My Yu Jing force is getting a boost in size (literally) with the addition of a TAG. This is the final miniature in the starter force I came away from Ireland with and I purposefully left it until last to keep me motivated to finish the rest of the group first, a reward if you like. The Guijia is one of the older TAGs in the game, but it’s still pretty impressive. What it lacks in the crisper edges of the more recent releases it makes up for in pure belligerence, the round pugnacious silhouette fits it’s ARM 8 profile making it a pretty durable TAG. Combine that with a Burst 1 Anti-material mode explosive ammo for the Multi-HMG and it’s also pretty effective in reaction as well.
Painting A to Z
Angel Giraldez method for painting the Corvus Belli studio miniatures isn’t just designed to look amazing, it’s also with speed and efficiency in mind. Angel clearly has fantastic painting skills, but you don’t have to have equally ninja-like airbrush or brush handling foo to benefit from the techniques he presents in his book. Angels approach of combining airbrush efficiency with effective brush highlighting has already taken my own painting in new directions which I’m personally enjoying greatly. For the Guijia is was a no-brainier to follow that method to get it quickly back into action.
Priming was as with the others a tri-tonal sequence of black, grey and white spot highlights. The first coat consisted of a couple of thin layers of Hot Orange.
For the second base I mixed 50/50 Orange Fire and Orange Brown and applied in three thin layers, intensifying the upper surfaces in particular.
The first highlight was 30/70 Orange Brown with Scrofulous Brown and I only applied this to areas I wanted highlighted. Basically top of the head, shoulders, chest armour and the tops of the upper thigh plates.
To add depth and warmth to the shadows I applied Cavalry Brown in the recesses.
The final highlight was pure white and sparingly applied only to a few areas I wanted to really catch the light. This was then softened with an overall glaze of Sun Yellow. At this point I switched to the brush to redefine the borders between the armour plates and the rest of the miniature and added the edge highlights in white.

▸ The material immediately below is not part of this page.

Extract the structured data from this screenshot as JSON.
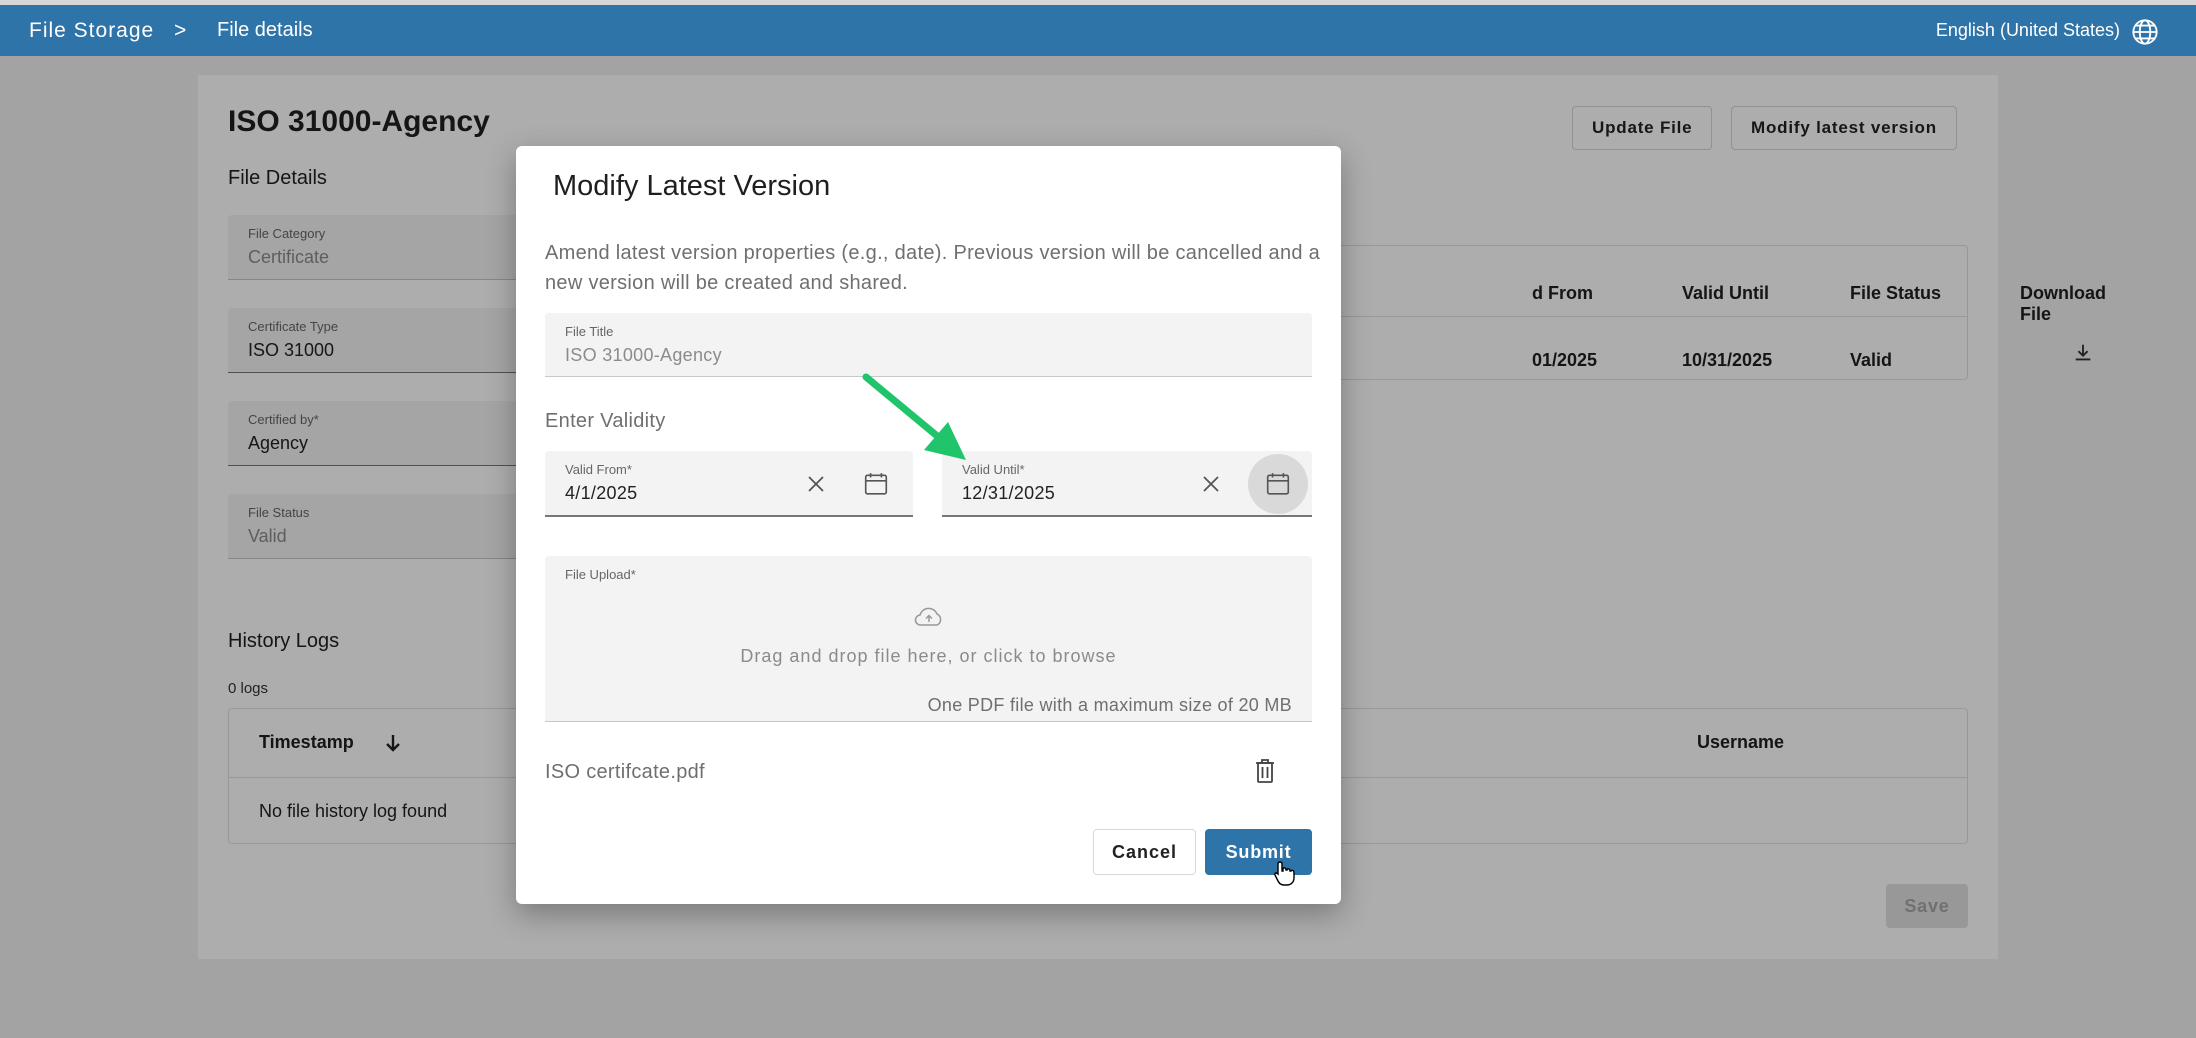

I then varnished the orange armour to protect it while I painted the rest of the TAG. This is important if you want to switch back to the airbrush at a later stage, like I do for the spines as it allows you to apply masking fluid without worrying about it pulling up any of your efforts so far.
The underlying structure was painted in different tones of grey blue starting with Vallejo Intermediate Blue and I created shading by adding black and The Fang (I love the new GW paint names, they really help add clarity to posts *sigh*). For the gun I used the overspray from the orange armour to give me warm tones and interest, simply overlaying it with glazes made from a mix of turquoise, white and black. This blue slate colour was also used as the base for the sword and the armour over the shoulders. To highlight I simply added white.
Similar to the Light troops I used green as the spot colour for the light glow and turquoise for the lenses in the head. The gun was something of a happy accident as I quite liked the effect of the white primer highlights so decided to merely enhance with glazes and add chipping as an additional detail, having done no weathering to date. This made it look more like the TAG suits being well maintained but the guns simply coming off a storage rack and showing the scratches of wear and tear as it’s grabbed by the pilot during deployment and returned to the rack after the end of the mission.
Yu Jing ‘Guijia’ TAG complete and with it the end of my Infinity boot camp force painting objective. Overall I’m pretty happy how they all came out, so where to now for Infinity? I’ll answer that question after I’ve had a chance to get a couple more games in.